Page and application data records
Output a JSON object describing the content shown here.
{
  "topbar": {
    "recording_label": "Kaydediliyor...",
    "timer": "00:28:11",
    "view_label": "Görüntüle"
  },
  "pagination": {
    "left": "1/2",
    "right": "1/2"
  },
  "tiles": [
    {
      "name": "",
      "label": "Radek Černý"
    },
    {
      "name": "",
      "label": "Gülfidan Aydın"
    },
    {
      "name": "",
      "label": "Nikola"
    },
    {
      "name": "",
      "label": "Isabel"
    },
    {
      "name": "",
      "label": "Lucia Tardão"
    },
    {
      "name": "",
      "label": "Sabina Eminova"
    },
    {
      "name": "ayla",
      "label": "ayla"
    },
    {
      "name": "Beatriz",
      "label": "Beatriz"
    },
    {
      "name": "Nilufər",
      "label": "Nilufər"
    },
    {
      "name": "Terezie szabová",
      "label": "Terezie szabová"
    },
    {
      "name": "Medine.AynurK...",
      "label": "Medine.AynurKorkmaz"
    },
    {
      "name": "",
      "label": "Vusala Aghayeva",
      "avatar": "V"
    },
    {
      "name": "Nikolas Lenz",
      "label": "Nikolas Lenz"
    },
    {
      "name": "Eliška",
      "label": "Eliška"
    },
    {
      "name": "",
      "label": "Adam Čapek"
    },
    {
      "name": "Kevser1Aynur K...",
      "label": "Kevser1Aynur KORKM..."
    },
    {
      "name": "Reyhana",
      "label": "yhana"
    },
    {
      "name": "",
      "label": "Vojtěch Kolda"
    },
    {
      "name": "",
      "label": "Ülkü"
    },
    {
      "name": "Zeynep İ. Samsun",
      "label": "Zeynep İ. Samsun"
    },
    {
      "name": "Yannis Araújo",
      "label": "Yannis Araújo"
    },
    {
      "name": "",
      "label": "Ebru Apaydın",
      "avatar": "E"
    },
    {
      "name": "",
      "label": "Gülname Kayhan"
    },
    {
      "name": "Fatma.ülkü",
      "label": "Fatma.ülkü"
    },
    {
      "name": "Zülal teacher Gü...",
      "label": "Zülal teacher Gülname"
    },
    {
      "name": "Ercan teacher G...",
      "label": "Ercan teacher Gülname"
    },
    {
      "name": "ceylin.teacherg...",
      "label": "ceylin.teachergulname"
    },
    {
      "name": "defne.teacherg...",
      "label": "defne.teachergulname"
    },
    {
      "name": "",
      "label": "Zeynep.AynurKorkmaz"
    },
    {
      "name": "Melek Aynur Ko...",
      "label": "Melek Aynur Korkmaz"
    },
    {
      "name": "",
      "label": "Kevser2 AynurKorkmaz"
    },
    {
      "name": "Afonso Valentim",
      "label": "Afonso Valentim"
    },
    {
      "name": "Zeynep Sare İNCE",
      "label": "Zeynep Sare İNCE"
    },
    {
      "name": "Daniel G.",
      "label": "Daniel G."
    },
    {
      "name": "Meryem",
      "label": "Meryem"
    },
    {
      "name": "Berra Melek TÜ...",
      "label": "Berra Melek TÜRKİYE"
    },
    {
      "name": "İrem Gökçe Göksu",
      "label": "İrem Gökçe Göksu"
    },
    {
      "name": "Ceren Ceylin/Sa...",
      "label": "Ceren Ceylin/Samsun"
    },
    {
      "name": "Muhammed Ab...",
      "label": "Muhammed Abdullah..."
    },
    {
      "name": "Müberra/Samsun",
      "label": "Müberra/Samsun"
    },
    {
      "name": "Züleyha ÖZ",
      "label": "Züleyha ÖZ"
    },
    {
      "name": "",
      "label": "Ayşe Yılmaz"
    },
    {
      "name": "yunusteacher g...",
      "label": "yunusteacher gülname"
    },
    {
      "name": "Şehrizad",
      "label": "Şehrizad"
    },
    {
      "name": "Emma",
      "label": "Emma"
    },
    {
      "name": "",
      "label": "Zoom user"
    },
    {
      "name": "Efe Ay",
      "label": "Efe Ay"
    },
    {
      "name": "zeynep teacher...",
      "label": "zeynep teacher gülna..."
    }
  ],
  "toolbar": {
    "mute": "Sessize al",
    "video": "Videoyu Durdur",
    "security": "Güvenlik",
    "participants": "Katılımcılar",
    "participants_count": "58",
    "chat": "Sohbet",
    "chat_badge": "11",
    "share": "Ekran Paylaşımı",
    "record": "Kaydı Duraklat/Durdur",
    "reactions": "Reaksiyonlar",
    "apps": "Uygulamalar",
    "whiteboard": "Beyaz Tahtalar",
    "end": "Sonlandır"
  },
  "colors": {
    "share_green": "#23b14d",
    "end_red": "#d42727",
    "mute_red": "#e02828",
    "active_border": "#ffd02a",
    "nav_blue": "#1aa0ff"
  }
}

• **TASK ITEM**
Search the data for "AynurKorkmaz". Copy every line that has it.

• **OUTPUT OF THE TASK**
      "label": "Medine.AynurKorkmaz"
      "label": "Zeynep.AynurKorkmaz"
      "label": "Kevser2 AynurKorkmaz"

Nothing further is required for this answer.